In the western world, we often take internet access for granted. But how you access and use the world wide web varies greatly depending on where you live, how much money you make and what you do. And now that the United Nations has proposed that internet access should be a human right, these differences in access — or lack of access — are more important than ever.
This division fascinated Cyrus Farivar, a technology journalist and contributor to CBC's Spark. After spending time as a student in Senegal, he began to wonder how the internet began to evolve there and why its citizens use the internet the way they do. Farivar decided to look at internet usage in four countries: Iran, Estonia, South Korea and Senegal. His findings became a fascinating book, The Internet of Elsewhere.

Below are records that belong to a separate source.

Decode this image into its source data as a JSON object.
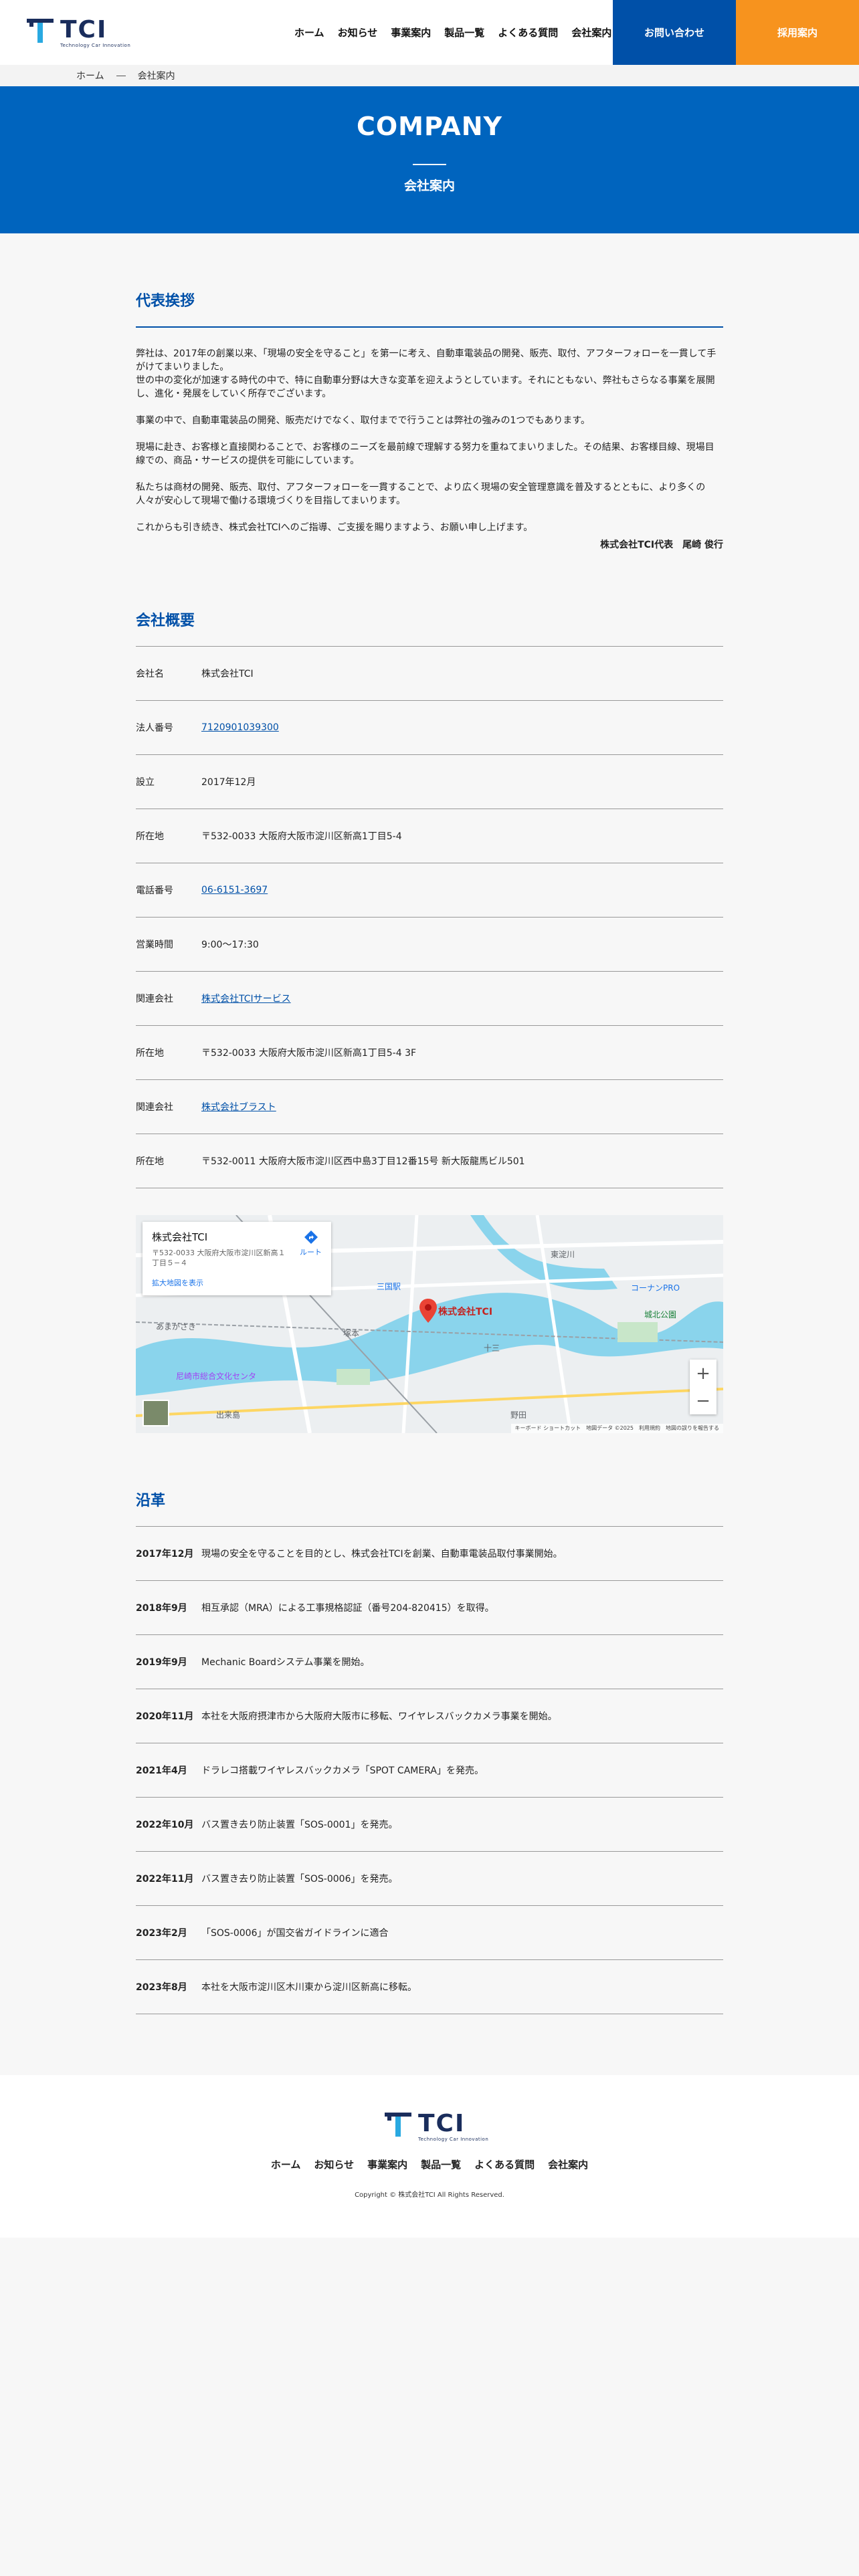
{
  "brand": {
    "logo_text": "TCI",
    "logo_sub": "Technology Car Innovation",
    "colors": {
      "primary": "#0050a8",
      "hero": "#0064be",
      "accent": "#f7931e"
    }
  },
  "header": {
    "nav": [
      "ホーム",
      "お知らせ",
      "事業案内",
      "製品一覧",
      "よくある質問",
      "会社案内"
    ],
    "contact_label": "お問い合わせ",
    "recruit_label": "採用案内"
  },
  "breadcrumb": {
    "home": "ホーム",
    "current": "会社案内"
  },
  "hero": {
    "en": "COMPANY",
    "ja": "会社案内"
  },
  "greeting": {
    "title": "代表挨拶",
    "paragraphs": [
      "弊社は、2017年の創業以来、「現場の安全を守ること」を第一に考え、自動車電装品の開発、販売、取付、アフターフォローを一貫して手がけてまいりました。\n世の中の変化が加速する時代の中で、特に自動車分野は大きな変革を迎えようとしています。それにともない、弊社もさらなる事業を展開し、進化・発展をしていく所存でございます。",
      "事業の中で、自動車電装品の開発、販売だけでなく、取付までで行うことは弊社の強みの1つでもあります。",
      "現場に赴き、お客様と直接関わることで、お客様のニーズを最前線で理解する努力を重ねてまいりました。その結果、お客様目線、現場目線での、商品・サービスの提供を可能にしています。",
      "私たちは商材の開発、販売、取付、アフターフォローを一貫することで、より広く現場の安全管理意識を普及するとともに、より多くの人々が安心して現場で働ける環境づくりを目指してまいります。",
      "これからも引き続き、株式会社TCIへのご指導、ご支援を賜りますよう、お願い申し上げます。"
    ],
    "signature": "株式会社TCI代表　尾崎 俊行"
  },
  "overview": {
    "title": "会社概要",
    "rows": [
      {
        "label": "会社名",
        "value": "株式会社TCI",
        "link": false
      },
      {
        "label": "法人番号",
        "value": "7120901039300",
        "link": true
      },
      {
        "label": "設立",
        "value": "2017年12月",
        "link": false
      },
      {
        "label": "所在地",
        "value": "〒532-0033 大阪府大阪市淀川区新高1丁目5-4",
        "link": false
      },
      {
        "label": "電話番号",
        "value": "06-6151-3697",
        "link": true
      },
      {
        "label": "営業時間",
        "value": "9:00〜17:30",
        "link": false
      },
      {
        "label": "関連会社",
        "value": "株式会社TCIサービス",
        "link": true
      },
      {
        "label": "所在地",
        "value": "〒532-0033 大阪府大阪市淀川区新高1丁目5-4 3F",
        "link": false
      },
      {
        "label": "関連会社",
        "value": "株式会社ブラスト",
        "link": true
      },
      {
        "label": "所在地",
        "value": "〒532-0011 大阪府大阪市淀川区西中島3丁目12番15号 新大阪龍馬ビル501",
        "link": false
      }
    ]
  },
  "map": {
    "card_name": "株式会社TCI",
    "card_addr": "〒532-0033 大阪府大阪市淀川区新高１丁目５−４",
    "enlarge": "拡大地図を表示",
    "route": "ルート",
    "pin_label": "株式会社TCI",
    "places": [
      "あまがさき",
      "尼崎市総合文化センタ",
      "三国駅",
      "塚本",
      "十三",
      "城北公園",
      "コーナンPRO",
      "東淀川",
      "出来島",
      "野田"
    ],
    "footer": "キーボード ショートカット　地図データ ©2025　利用規約　地図の誤りを報告する"
  },
  "history": {
    "title": "沿革",
    "rows": [
      {
        "year": "2017年12月",
        "text": "現場の安全を守ることを目的とし、株式会社TCIを創業、自動車電装品取付事業開始。"
      },
      {
        "year": "2018年9月",
        "text": "相互承認（MRA）による工事規格認証（番号204-820415）を取得。"
      },
      {
        "year": "2019年9月",
        "text": "Mechanic Boardシステム事業を開始。"
      },
      {
        "year": "2020年11月",
        "text": "本社を大阪府摂津市から大阪府大阪市に移転、ワイヤレスバックカメラ事業を開始。"
      },
      {
        "year": "2021年4月",
        "text": "ドラレコ搭載ワイヤレスバックカメラ「SPOT CAMERA」を発売。"
      },
      {
        "year": "2022年10月",
        "text": "バス置き去り防止装置「SOS-0001」を発売。"
      },
      {
        "year": "2022年11月",
        "text": "バス置き去り防止装置「SOS-0006」を発売。"
      },
      {
        "year": "2023年2月",
        "text": "「SOS-0006」が国交省ガイドラインに適合"
      },
      {
        "year": "2023年8月",
        "text": "本社を大阪市淀川区木川東から淀川区新高に移転。"
      }
    ]
  },
  "footer": {
    "nav": [
      "ホーム",
      "お知らせ",
      "事業案内",
      "製品一覧",
      "よくある質問",
      "会社案内"
    ],
    "copyright": "Copyright © 株式会社TCI All Rights Reserved."
  }
}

The history of the internet in Estonia is particularly interesting. Estonia was the first nation in the world to declare internet access a human right. It was the original home of Skype and made the internet available in schools in the mid-1990s, long before many other countries. Members of Estonia's parliament can openly debate bills online before meeting in person. In terms of the internet and technology, Estonia is one of the most forward-thinking places in the world.
Why? Farivar chalks it up to two factors: "Education and nationalism or innovative spirit." When Estonia was under Soviet occupation, education in the social sciences and liberal arts was not encouraged, but computer science and physics were, resulting in a highly technologically literate population. Estonians also pride themselves on being the first, the fastest or the best when it comes to technology, and it shows. "Because Estonia is such a small country, these innovative and creative ideas can really, really take root," Farivar says.

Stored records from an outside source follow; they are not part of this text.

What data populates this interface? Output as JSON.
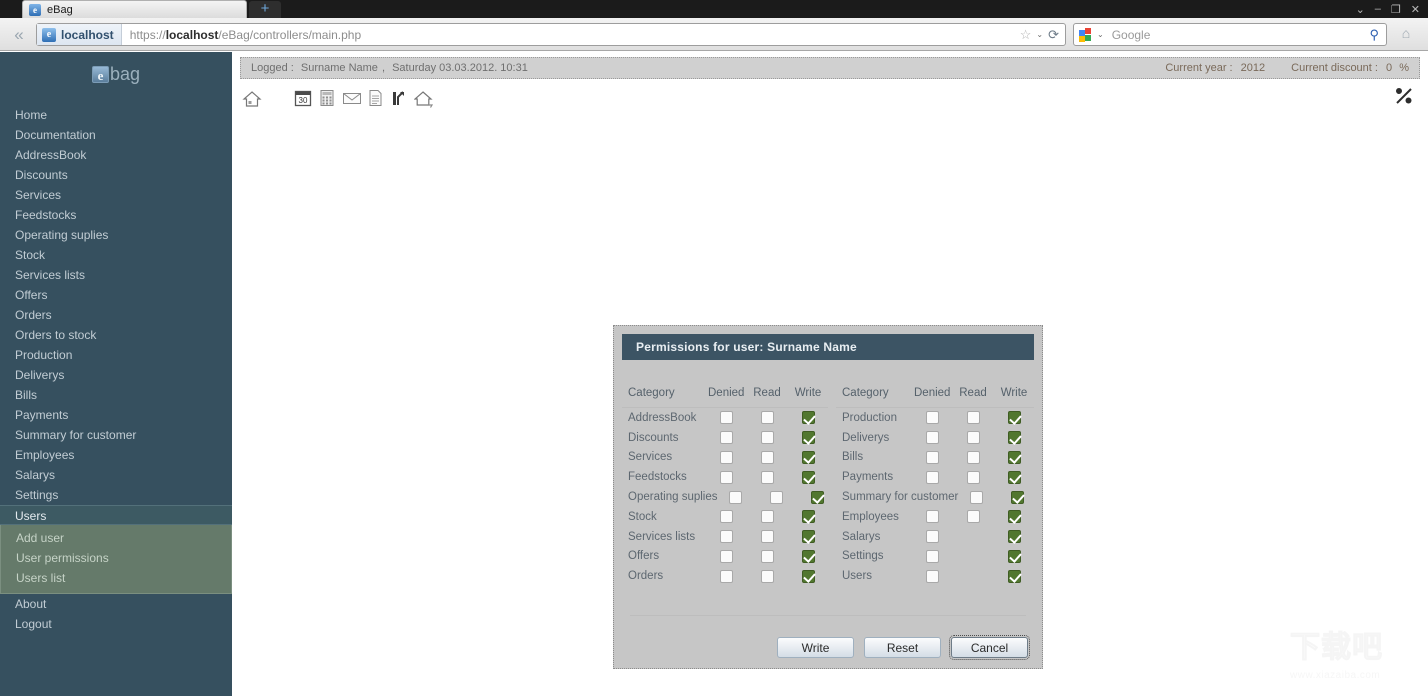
{
  "browser": {
    "tab": {
      "title": "eBag",
      "favicon": "e",
      "new_tab_label": "+"
    },
    "window_controls": [
      "⌄",
      "–",
      "❐",
      "✕"
    ],
    "back_label": "«",
    "url": {
      "identity_icon": "e",
      "identity_label": "localhost",
      "scheme": "https://",
      "host": "localhost",
      "path": "/eBag/controllers/main.php",
      "star_icon": "☆",
      "caret_icon": "⌄",
      "reload_icon": "⟳"
    },
    "search": {
      "engine": "Google",
      "placeholder": "Google",
      "caret_icon": "⌄",
      "go_icon": "⚲"
    },
    "home_icon": "⌂"
  },
  "sidebar": {
    "logo_mark": "e",
    "logo_text": "bag",
    "items": [
      {
        "label": "Home",
        "active": false
      },
      {
        "label": "Documentation",
        "active": false
      },
      {
        "label": "AddressBook",
        "active": false
      },
      {
        "label": "Discounts",
        "active": false
      },
      {
        "label": "Services",
        "active": false
      },
      {
        "label": "Feedstocks",
        "active": false
      },
      {
        "label": "Operating suplies",
        "active": false
      },
      {
        "label": "Stock",
        "active": false
      },
      {
        "label": "Services lists",
        "active": false
      },
      {
        "label": "Offers",
        "active": false
      },
      {
        "label": "Orders",
        "active": false
      },
      {
        "label": "Orders to stock",
        "active": false
      },
      {
        "label": "Production",
        "active": false
      },
      {
        "label": "Deliverys",
        "active": false
      },
      {
        "label": "Bills",
        "active": false
      },
      {
        "label": "Payments",
        "active": false
      },
      {
        "label": "Summary for customer",
        "active": false
      },
      {
        "label": "Employees",
        "active": false
      },
      {
        "label": "Salarys",
        "active": false
      },
      {
        "label": "Settings",
        "active": false
      },
      {
        "label": "Users",
        "active": true
      }
    ],
    "submenu": [
      {
        "label": "Add user"
      },
      {
        "label": "User permissions"
      },
      {
        "label": "Users list"
      }
    ],
    "items_after": [
      {
        "label": "About"
      },
      {
        "label": "Logout"
      }
    ]
  },
  "status": {
    "logged_label": "Logged :",
    "user": "Surname Name",
    "separator": ",",
    "datetime": "Saturday 03.03.2012. 10:31",
    "current_year_label": "Current year :",
    "current_year_value": "2012",
    "current_discount_label": "Current discount :",
    "current_discount_value": "0",
    "current_discount_unit": "%"
  },
  "toolbar": {
    "icons": [
      "home-icon",
      "calendar-icon",
      "calculator-icon",
      "envelope-icon",
      "document-icon",
      "chart-icon",
      "home-export-icon"
    ],
    "calendar_day": "30",
    "discount_icon": "percent-icon"
  },
  "dialog": {
    "title": "Permissions for user: Surname Name",
    "headers": {
      "category": "Category",
      "denied": "Denied",
      "read": "Read",
      "write": "Write"
    },
    "columns": [
      {
        "rows": [
          {
            "category": "AddressBook",
            "denied": false,
            "read": false,
            "write": true,
            "has_denied": true,
            "has_read": true,
            "has_write": true
          },
          {
            "category": "Discounts",
            "denied": false,
            "read": false,
            "write": true,
            "has_denied": true,
            "has_read": true,
            "has_write": true
          },
          {
            "category": "Services",
            "denied": false,
            "read": false,
            "write": true,
            "has_denied": true,
            "has_read": true,
            "has_write": true
          },
          {
            "category": "Feedstocks",
            "denied": false,
            "read": false,
            "write": true,
            "has_denied": true,
            "has_read": true,
            "has_write": true
          },
          {
            "category": "Operating suplies",
            "denied": false,
            "read": false,
            "write": true,
            "has_denied": true,
            "has_read": true,
            "has_write": true
          },
          {
            "category": "Stock",
            "denied": false,
            "read": false,
            "write": true,
            "has_denied": true,
            "has_read": true,
            "has_write": true
          },
          {
            "category": "Services lists",
            "denied": false,
            "read": false,
            "write": true,
            "has_denied": true,
            "has_read": true,
            "has_write": true
          },
          {
            "category": "Offers",
            "denied": false,
            "read": false,
            "write": true,
            "has_denied": true,
            "has_read": true,
            "has_write": true
          },
          {
            "category": "Orders",
            "denied": false,
            "read": false,
            "write": true,
            "has_denied": true,
            "has_read": true,
            "has_write": true
          }
        ]
      },
      {
        "rows": [
          {
            "category": "Production",
            "denied": false,
            "read": false,
            "write": true,
            "has_denied": true,
            "has_read": true,
            "has_write": true
          },
          {
            "category": "Deliverys",
            "denied": false,
            "read": false,
            "write": true,
            "has_denied": true,
            "has_read": true,
            "has_write": true
          },
          {
            "category": "Bills",
            "denied": false,
            "read": false,
            "write": true,
            "has_denied": true,
            "has_read": true,
            "has_write": true
          },
          {
            "category": "Payments",
            "denied": false,
            "read": false,
            "write": true,
            "has_denied": true,
            "has_read": true,
            "has_write": true
          },
          {
            "category": "Summary for customer",
            "denied": false,
            "read": true,
            "write": false,
            "has_denied": true,
            "has_read": true,
            "has_write": false
          },
          {
            "category": "Employees",
            "denied": false,
            "read": false,
            "write": true,
            "has_denied": true,
            "has_read": true,
            "has_write": true
          },
          {
            "category": "Salarys",
            "denied": false,
            "read": false,
            "write": true,
            "has_denied": true,
            "has_read": false,
            "has_write": true
          },
          {
            "category": "Settings",
            "denied": false,
            "read": false,
            "write": true,
            "has_denied": true,
            "has_read": false,
            "has_write": true
          },
          {
            "category": "Users",
            "denied": false,
            "read": false,
            "write": true,
            "has_denied": true,
            "has_read": false,
            "has_write": true
          }
        ]
      }
    ],
    "buttons": [
      {
        "label": "Write",
        "focused": false
      },
      {
        "label": "Reset",
        "focused": false
      },
      {
        "label": "Cancel",
        "focused": true
      }
    ]
  },
  "watermark": {
    "text": "下载吧",
    "url": "www.xiazaiba.com"
  },
  "colors": {
    "sidebar_bg": "#36505f",
    "dialog_title_bg": "#3c5464",
    "dialog_bg": "#c6c6c6",
    "checkbox_checked": "#51772f",
    "submenu_bg": "#657a6a",
    "status_bg": "#d0d0d0",
    "accent_text": "#7a6a5a"
  }
}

Estonia is only one fascinating example Farivar offers. He also discusses the so-called "Twitter revolution" in Iran (he believes it's not the revolution others claim), mobile use of the internet in Africa, and more. Thanks to the technological innovations emerging around the world, we are living in a rapidly changing place.
Skype, Blackberry, and e-voting: they're all tools that developed thanks to the internet. "We start to use them and they start to change the way we interact with the world around us," Farivar says.
Who knows what the internet will bring us next?
The Internet of Elsewhere: The Emergent Effects of a Wired World
Buy this book at:
"Through the lens of culture, The Internet of Elsewhere looks at the role of the Internet as a catalyst in transforming communications, politics, and economics. Cyrus Farivar explores the Internet's history and effects in four distinct and, to some, surprising societies — Iran, Estonia, South Korea, and Senegal. He profiles Web pioneers in these countries and, at the same time, surveys the environments in which they each work. After all, contends Farivar, despite Californiaís great success in creating the Internet and spawning companies like Apple and Google, in some areas the United States is still years behind other nations."
Read more at Rutgers University Press